Only the number is wanted: how many lines of the data contain "BITMEX"?

Given information below:

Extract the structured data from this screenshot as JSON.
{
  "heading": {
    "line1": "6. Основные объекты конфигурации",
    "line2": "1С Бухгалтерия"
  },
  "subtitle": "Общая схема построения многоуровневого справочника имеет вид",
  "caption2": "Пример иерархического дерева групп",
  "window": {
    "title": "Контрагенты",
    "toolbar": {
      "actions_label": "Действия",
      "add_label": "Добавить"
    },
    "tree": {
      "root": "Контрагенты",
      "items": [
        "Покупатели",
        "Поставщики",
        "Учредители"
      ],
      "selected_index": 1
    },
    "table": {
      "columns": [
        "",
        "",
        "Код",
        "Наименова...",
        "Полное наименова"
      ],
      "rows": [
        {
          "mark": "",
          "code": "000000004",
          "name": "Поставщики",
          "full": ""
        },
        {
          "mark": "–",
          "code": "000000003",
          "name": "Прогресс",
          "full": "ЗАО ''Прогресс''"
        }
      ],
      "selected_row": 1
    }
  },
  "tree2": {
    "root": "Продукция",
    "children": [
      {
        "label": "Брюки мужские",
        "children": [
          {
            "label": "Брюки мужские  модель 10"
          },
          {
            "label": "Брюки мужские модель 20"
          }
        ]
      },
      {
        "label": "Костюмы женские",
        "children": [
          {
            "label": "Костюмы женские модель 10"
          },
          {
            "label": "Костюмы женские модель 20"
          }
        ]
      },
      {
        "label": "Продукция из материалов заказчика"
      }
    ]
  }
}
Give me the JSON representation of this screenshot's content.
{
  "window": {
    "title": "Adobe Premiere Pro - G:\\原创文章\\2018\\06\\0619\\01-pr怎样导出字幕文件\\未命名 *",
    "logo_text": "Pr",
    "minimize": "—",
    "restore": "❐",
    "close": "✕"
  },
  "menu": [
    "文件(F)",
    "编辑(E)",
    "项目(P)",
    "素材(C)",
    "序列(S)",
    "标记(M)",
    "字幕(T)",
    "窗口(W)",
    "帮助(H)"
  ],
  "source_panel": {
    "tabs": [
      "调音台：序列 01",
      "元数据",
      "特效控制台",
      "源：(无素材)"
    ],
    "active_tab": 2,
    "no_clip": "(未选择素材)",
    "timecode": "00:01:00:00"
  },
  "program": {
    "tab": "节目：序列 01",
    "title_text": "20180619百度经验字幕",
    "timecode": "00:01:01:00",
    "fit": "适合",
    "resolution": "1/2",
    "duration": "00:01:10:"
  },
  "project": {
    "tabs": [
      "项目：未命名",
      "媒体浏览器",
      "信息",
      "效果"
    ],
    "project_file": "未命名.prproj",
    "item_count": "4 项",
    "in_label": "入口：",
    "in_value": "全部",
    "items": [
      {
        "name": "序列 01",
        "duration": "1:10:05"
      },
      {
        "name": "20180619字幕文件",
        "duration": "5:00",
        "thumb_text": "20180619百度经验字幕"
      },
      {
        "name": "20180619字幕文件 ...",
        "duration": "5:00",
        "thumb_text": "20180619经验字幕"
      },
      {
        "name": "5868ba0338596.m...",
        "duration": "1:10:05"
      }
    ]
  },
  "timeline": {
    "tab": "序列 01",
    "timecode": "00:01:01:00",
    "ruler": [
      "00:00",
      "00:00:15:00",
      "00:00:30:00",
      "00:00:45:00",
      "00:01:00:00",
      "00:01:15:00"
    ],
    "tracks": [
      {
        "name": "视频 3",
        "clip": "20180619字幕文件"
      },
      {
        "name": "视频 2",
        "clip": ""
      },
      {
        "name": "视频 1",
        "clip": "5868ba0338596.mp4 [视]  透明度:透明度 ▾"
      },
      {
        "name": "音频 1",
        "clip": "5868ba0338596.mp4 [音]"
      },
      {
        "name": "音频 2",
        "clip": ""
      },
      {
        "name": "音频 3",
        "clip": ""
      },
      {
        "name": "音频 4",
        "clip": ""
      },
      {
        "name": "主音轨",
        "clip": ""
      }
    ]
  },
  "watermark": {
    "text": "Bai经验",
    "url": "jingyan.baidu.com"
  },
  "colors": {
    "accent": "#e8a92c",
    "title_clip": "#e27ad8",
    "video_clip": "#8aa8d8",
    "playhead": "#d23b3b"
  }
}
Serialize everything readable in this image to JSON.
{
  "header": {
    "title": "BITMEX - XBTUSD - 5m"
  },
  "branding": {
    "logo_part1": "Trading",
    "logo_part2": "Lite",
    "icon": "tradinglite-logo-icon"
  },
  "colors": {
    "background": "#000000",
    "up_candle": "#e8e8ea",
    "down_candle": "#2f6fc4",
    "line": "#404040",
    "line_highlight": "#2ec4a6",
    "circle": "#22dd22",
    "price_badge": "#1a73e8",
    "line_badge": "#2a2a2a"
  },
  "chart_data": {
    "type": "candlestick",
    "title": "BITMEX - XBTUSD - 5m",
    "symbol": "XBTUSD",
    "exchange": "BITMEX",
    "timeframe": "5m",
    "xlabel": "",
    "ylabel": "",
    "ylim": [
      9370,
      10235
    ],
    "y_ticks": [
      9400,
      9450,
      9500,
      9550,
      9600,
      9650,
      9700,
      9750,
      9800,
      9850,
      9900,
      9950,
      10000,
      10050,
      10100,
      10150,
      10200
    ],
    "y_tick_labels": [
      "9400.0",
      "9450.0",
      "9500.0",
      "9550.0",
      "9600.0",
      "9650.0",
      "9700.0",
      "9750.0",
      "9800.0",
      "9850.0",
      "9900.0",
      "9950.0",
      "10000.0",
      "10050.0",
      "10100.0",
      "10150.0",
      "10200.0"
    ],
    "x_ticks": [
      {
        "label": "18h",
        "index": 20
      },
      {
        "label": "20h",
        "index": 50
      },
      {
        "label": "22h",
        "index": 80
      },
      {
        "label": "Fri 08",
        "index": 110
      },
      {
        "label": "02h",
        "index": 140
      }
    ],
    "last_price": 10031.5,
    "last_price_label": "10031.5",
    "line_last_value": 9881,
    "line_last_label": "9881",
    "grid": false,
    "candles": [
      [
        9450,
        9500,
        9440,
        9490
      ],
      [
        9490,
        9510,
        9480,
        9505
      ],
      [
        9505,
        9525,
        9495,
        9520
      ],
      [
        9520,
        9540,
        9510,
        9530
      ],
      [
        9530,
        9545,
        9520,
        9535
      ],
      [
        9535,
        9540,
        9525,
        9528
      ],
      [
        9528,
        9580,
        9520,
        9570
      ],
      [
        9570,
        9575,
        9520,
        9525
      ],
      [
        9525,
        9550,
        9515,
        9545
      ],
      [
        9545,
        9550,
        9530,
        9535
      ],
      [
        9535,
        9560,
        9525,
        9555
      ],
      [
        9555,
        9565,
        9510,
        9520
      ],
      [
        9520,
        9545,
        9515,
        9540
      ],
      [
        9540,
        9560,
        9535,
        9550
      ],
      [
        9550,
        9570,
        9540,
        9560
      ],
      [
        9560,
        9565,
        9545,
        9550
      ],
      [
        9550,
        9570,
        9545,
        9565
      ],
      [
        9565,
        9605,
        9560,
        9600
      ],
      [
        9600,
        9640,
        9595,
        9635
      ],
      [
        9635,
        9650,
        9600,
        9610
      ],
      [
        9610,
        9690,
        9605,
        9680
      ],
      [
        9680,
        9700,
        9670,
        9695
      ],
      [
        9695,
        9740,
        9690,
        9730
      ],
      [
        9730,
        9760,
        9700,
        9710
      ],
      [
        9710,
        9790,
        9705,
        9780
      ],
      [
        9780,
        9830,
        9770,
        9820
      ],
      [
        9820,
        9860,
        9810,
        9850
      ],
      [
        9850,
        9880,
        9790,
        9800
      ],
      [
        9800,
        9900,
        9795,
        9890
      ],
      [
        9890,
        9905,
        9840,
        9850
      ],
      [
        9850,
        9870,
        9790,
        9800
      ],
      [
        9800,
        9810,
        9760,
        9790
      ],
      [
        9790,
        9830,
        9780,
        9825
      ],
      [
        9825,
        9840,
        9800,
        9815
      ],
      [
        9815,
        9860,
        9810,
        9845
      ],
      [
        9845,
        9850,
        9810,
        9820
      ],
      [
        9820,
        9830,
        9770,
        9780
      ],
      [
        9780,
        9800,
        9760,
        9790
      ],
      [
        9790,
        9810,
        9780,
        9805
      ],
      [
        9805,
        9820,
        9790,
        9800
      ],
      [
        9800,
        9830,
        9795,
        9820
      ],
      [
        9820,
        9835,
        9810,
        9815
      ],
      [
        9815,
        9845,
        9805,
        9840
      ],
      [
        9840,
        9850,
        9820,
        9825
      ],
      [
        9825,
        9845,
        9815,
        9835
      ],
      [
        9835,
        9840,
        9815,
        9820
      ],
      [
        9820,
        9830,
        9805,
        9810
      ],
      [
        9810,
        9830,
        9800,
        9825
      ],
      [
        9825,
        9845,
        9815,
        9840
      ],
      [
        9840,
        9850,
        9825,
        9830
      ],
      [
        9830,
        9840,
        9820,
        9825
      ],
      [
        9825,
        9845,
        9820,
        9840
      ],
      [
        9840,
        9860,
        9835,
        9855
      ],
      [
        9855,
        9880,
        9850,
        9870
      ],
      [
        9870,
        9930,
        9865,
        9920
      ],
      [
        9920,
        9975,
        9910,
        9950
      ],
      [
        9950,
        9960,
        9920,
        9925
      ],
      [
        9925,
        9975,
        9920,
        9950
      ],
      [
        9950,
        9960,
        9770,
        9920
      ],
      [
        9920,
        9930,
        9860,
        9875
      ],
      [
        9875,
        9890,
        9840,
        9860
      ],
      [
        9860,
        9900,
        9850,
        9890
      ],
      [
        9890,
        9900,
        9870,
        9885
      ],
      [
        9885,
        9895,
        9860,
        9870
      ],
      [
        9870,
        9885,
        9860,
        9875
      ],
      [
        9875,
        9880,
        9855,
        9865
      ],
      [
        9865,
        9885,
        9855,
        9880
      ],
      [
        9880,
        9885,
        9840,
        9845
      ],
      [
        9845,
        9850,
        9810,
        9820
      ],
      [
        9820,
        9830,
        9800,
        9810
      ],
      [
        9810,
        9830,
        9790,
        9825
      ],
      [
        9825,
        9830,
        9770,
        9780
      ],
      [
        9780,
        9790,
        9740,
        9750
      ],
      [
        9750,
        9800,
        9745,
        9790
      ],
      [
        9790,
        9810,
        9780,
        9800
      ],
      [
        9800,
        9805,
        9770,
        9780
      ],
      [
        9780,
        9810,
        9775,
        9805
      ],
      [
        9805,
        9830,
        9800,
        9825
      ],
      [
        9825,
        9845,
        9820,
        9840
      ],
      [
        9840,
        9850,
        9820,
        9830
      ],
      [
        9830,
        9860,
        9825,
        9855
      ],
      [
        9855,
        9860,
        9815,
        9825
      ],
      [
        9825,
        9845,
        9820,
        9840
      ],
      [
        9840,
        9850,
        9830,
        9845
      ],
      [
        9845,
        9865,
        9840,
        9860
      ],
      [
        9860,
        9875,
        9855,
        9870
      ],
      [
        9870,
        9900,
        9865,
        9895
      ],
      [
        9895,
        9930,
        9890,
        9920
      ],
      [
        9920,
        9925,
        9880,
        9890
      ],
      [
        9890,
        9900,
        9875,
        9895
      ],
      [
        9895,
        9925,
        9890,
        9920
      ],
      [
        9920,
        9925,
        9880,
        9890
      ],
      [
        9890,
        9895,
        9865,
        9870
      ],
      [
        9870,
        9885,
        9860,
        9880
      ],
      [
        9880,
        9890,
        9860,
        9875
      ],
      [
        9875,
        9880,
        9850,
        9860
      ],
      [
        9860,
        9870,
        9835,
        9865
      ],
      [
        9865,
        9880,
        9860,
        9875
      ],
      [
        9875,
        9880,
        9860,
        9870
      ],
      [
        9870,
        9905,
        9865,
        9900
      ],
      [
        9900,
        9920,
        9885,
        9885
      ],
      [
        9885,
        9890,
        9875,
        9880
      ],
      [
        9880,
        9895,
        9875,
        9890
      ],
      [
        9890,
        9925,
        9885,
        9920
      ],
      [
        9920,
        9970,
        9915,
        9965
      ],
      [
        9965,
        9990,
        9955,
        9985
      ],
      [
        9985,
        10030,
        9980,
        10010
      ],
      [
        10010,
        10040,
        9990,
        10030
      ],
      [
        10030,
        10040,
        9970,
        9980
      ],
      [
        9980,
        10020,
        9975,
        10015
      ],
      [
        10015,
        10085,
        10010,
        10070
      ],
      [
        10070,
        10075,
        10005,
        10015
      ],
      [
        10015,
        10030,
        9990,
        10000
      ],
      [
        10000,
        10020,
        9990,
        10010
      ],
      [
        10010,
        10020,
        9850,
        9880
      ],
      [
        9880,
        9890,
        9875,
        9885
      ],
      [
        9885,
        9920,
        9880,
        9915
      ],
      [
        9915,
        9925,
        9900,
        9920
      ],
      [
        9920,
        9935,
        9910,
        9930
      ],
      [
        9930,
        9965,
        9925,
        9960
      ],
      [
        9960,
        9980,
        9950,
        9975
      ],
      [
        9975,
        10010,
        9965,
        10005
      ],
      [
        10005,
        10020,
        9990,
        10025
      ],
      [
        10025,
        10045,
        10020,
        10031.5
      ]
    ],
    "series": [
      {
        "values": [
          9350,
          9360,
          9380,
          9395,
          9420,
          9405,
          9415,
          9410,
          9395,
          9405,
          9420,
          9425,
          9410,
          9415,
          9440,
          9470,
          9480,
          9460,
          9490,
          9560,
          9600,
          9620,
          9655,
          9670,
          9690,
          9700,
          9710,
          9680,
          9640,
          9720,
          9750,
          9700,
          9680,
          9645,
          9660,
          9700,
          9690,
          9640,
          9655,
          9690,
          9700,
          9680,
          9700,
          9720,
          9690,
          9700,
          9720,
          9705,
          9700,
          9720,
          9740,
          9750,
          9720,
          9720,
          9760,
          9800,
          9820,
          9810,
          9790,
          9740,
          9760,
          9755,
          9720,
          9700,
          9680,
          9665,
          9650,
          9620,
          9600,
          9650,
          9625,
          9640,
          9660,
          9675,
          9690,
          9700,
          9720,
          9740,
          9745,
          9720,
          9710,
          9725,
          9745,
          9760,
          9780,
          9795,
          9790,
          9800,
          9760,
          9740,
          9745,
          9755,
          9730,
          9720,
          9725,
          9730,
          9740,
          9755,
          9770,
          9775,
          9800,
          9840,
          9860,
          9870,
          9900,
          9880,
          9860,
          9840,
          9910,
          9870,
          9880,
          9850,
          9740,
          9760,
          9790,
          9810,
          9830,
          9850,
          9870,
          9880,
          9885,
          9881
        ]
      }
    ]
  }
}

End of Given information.

### [Your solution]
3